As part of a transition strategy from the status quo (ie – the property/trade/currency-based capitalist economic paradigm), to a future system that is wholly (yet anarchically) “governed” by the principles of Open Empire, and by the informed choices of well educated free people … we need a strategy to deal with preventing our existing political system (so long as it exists) from corruptly and disingenuously manipulating every issue, as a political football for their own personal gain – instead of just fixing real problems for the common good.
If political “solutions” are based on lies, deception and the manipulation of data, that only solve perceived or invented problems; if every time you have an election, the parties simply spin the same lies in different ways … and if any time someone tries to do something good, some other party comes along at the next election and undoes it … you’re just going to end up in an increasingly insane society.
So the following is a modification of some of the principles of Open Empire, which can be used within the status quo to restrain its self-corrupting influences and activities.
The General Principle:
So in Open Empire we look at quantifying consequences in ecological and social terms, but in the status quo there’s no mechanism for doing this, and even if you invent one, it is immediately and consistently undermined by the flaws in other systems.
The way around this within a currency-based economic paradigm – though imperfect – is to constitutionally protect spending algorithms.
A spending algorithm is a mathematical function which uses variables of social demographics, current events, conditions, and costs of goods and services, to come up with a predicted cost required to deliver a particular social service.
Let me give you an example.
Imagine you wanted to derive an algorithm to predict required spending for education over the following year (ie – budget forecasts), you would have to gather data such as:
- Age demographic population trends;
- Minimum acceptable teacher to student ratio;
- Travel time to schools and transport accessibility;
- Geographical distribution of schools required;
- Curriculum to be taught and the resultant knowledge-base and teaching skills required by staff;
- Teaching, recreational and other school facilities and services required;
… you get the idea.
Plugging this data into a function – which has a fault tolerance of perhaps +/- 10% to allow for unexpected circumstances etc., would allow you to predict the required spending for the following financial year.
NOW … What this allows you the community to do, is to set the bare minimum acceptable standard for public education, such that no political party can interfere with such spending … they can add to it, but they cannot reduce it.
The algorithm is then voted on in a referendum – with plenty of non-technical explanations given for those who cannot do the math – so that once constitutionally protected, a political party in power can only affect that spending in one of two ways:
- Propose additional spending in their election campaign with the aim of further improving education;
- Propose an improvement to the algorithm, and make the case for another referendum to update the algorithm.
So imagine a political party wants to change the algorithm … they’re going to have every academic criticising their maths, and since maths cannot be lied about at the level of equations because it follows strict rules, they can only lie about the consequences but not about the actual equation itself … and even their arguement regarding the consequences of such changes won’t bear much in the way of rigorous scrutiny if it is bullshit.

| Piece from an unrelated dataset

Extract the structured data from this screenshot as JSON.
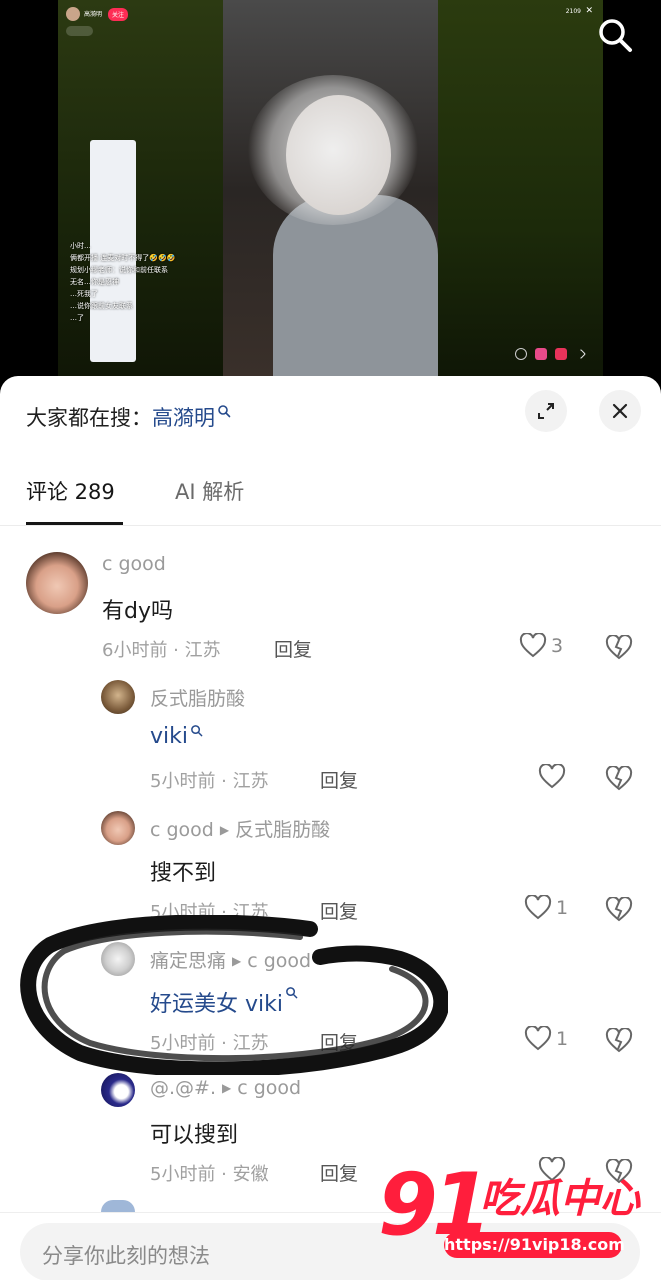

So the best way to prove an algorithm prior to an election, is to develop it, win an election, use it to determine how much additional spending to add on to the results of the existing algorithm, and then spend that money wisely to actually improve education.

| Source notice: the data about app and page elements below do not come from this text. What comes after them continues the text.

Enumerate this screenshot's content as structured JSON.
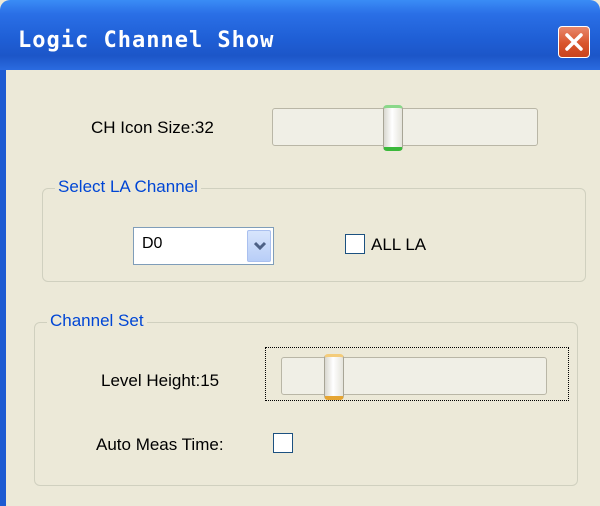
{
  "window": {
    "title": "Logic Channel Show",
    "close_icon": "close-icon"
  },
  "ch_icon_size": {
    "label": "CH Icon Size:32",
    "slider_fraction": 0.47
  },
  "select_la_channel": {
    "legend": "Select LA Channel",
    "combo_value": "D0",
    "all_la_label": "ALL LA",
    "all_la_checked": false
  },
  "channel_set": {
    "legend": "Channel Set",
    "level_height_label": "Level Height:15",
    "level_slider_fraction": 0.2,
    "auto_meas_label": "Auto Meas Time:",
    "auto_meas_checked": false
  },
  "colors": {
    "title_bar": "#1f5fd6",
    "group_legend": "#0046d5",
    "slider_thumb_accent_1": "#3bb83b",
    "slider_thumb_accent_2": "#e5a533"
  }
}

So you see, by doing this, it’s very hard to argue the case for reduced spending … because if you think you can do more with less, well there’s nothing stopping you doing it without changing the algorithm so long as you deliver the minimum standard that you’re constitutionally required to deliver, and if you have what you claim is more than enough funding to do so, then prove it … and then you will have extra money at the end to justify your case for changing the algorithm IF the manner in which you achieved it, was actually the result of a different algorithm … BUT … if conversely all you did was union bash, cut teacher’s salaries and utterly trash the system, then you’ve committed a constitutional crime, and you’re deluded if you think that is evidence.
Clearly there needs to be an attached parliamentary process to ensure political parties obey this directive … but that aside, it’s a better system than what we presently have.
To enact any political agenda, politicians will have to convince the public of any additional taxes required, and since such taxes would affect people’s personal & professional lives, they’re going to be very concerned about what is being proposed, and thus pay closer attention.
Service providers such as schools will now have greater certainty about funding levels & regularity of payments, which in turn allows them to budget without the unforseen consequences of political game playing.